On February 21, Skerritt announced his intention to challenge the Cameron administration, motivated primarily to nip the latter’s plan to “implement sweeping changes to the democratic process of decision-making” in Caribbean cricket. Skerritt said Cameron’s desire to take “executive control” was “troubling”.
“His desire to lead CWI as a full-time executive, is not reflective of the West Indies cricket ethos,” Skerritt and Shallow had said in an inaugural email to launch their campaign.
“By advancing his plans for an autocratic leadership structure, which marginalises the role of commercially recruited executives, the incumbent has placed his personal thinking diametrically opposed to the values of West Indies cricket.”
In their manifesto, Skerritt and Shallow also stated that they would propose capping the tenure of the CWI presidency to a maximum of six years. “I am convinced that a presidential term limit will remove much of the uncertainty and anxiety caused by the cricket politics and excesses that too often surround the office of president,” Shallow had said at the time.
In a parting note, issued by CWI, Cameron and Nanthan noted the board members had “trusted” them to “safeguard” the West Indies team, “the region’s most valuable asset”.
Listing some of their achievements, the pair said they were “happy” to be leaving having handed contracts to 123 players, creating a “home” for the board at Coolidge Cricket Grounds in Antigua, overseeing West Indies men’s team winning the recent Test series against England at home and the “world championships” which included the twin men’s World T20s titles which Darren Sammy’s team won in 2012 and 2016 as well as the women’s World T20 and Under-19 World Cup in 2016.
“More than anything else we have a fit youthful team that is prepared to face the world,” Cameron and Nanthan said in the statement.
It remains to be seen, though, whether the players, especially some of the senior ones like Sammy, would agree with Cameron’s self-appraisal. Sammy is among several senior West Indies players who have had fallouts with Cameron. The biggest player revolt against Cameron took place in 2014 when Dwayne Bravo and his squad decided to abandon the tour of India over contractual disputes with CWI.
Cameron also played a big role in the suspension and eventual sacking of head coach Phil Simmons in 2016 under controversial circumstances. Simmons, who is currently Afghanistan coach, has claimed damages worth more than US $300,000. Simmons said he was seeking damages for constructive dismissal.
More recently, Cameron played a big hand in getting Richard Pybus as the interim head coach at least until August, a period that encompasses the 2019 World Cup and India’s visit to the Caribbean. His appointment came in the wake of Stuart Law leaving the position last December, despite his contract being till the upcoming World Cup, which will be held from May to July.

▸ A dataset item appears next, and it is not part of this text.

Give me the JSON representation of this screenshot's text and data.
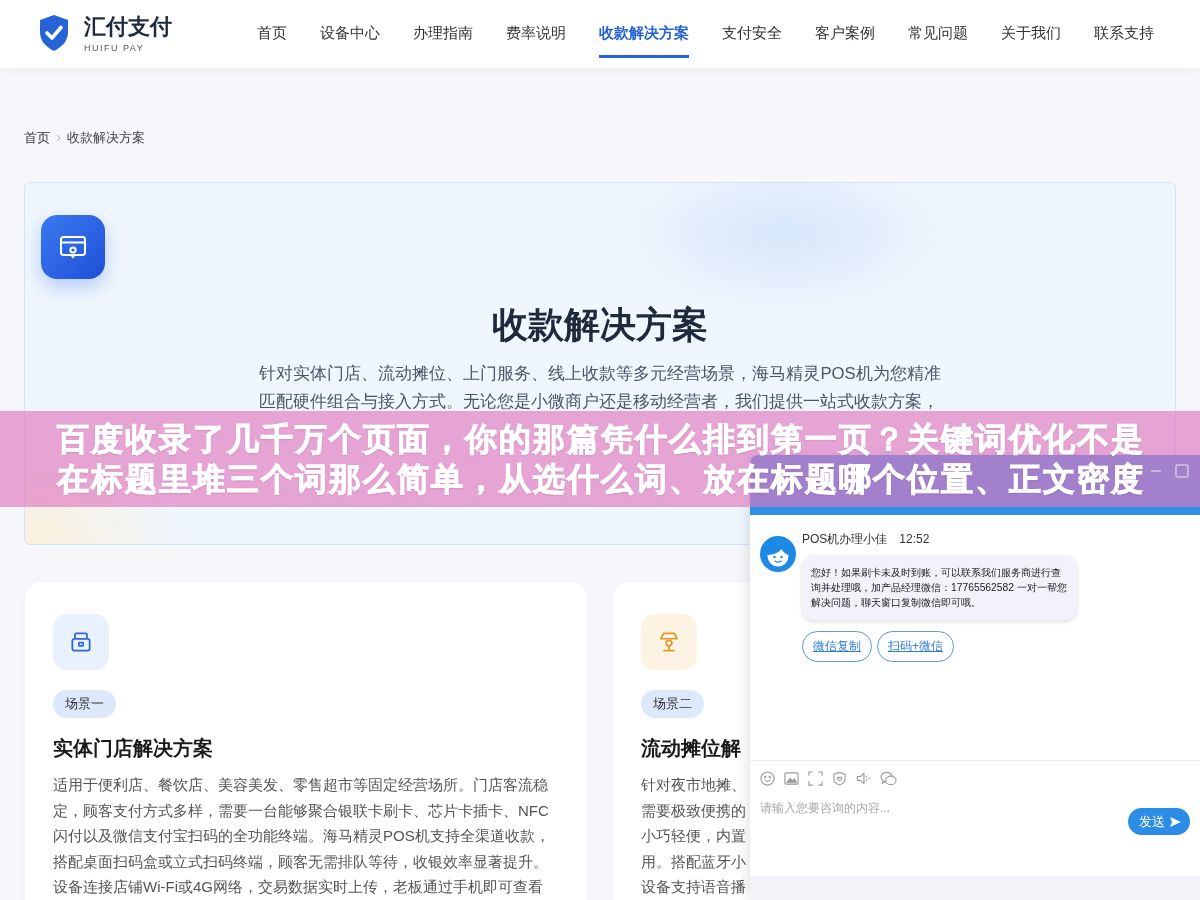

Pybus, who was West Indies’ high-performance director, has never been popular in the Caribbean, with former West Indies opener Desmond Haynes publicly asking Cameron whether the job had been advertised.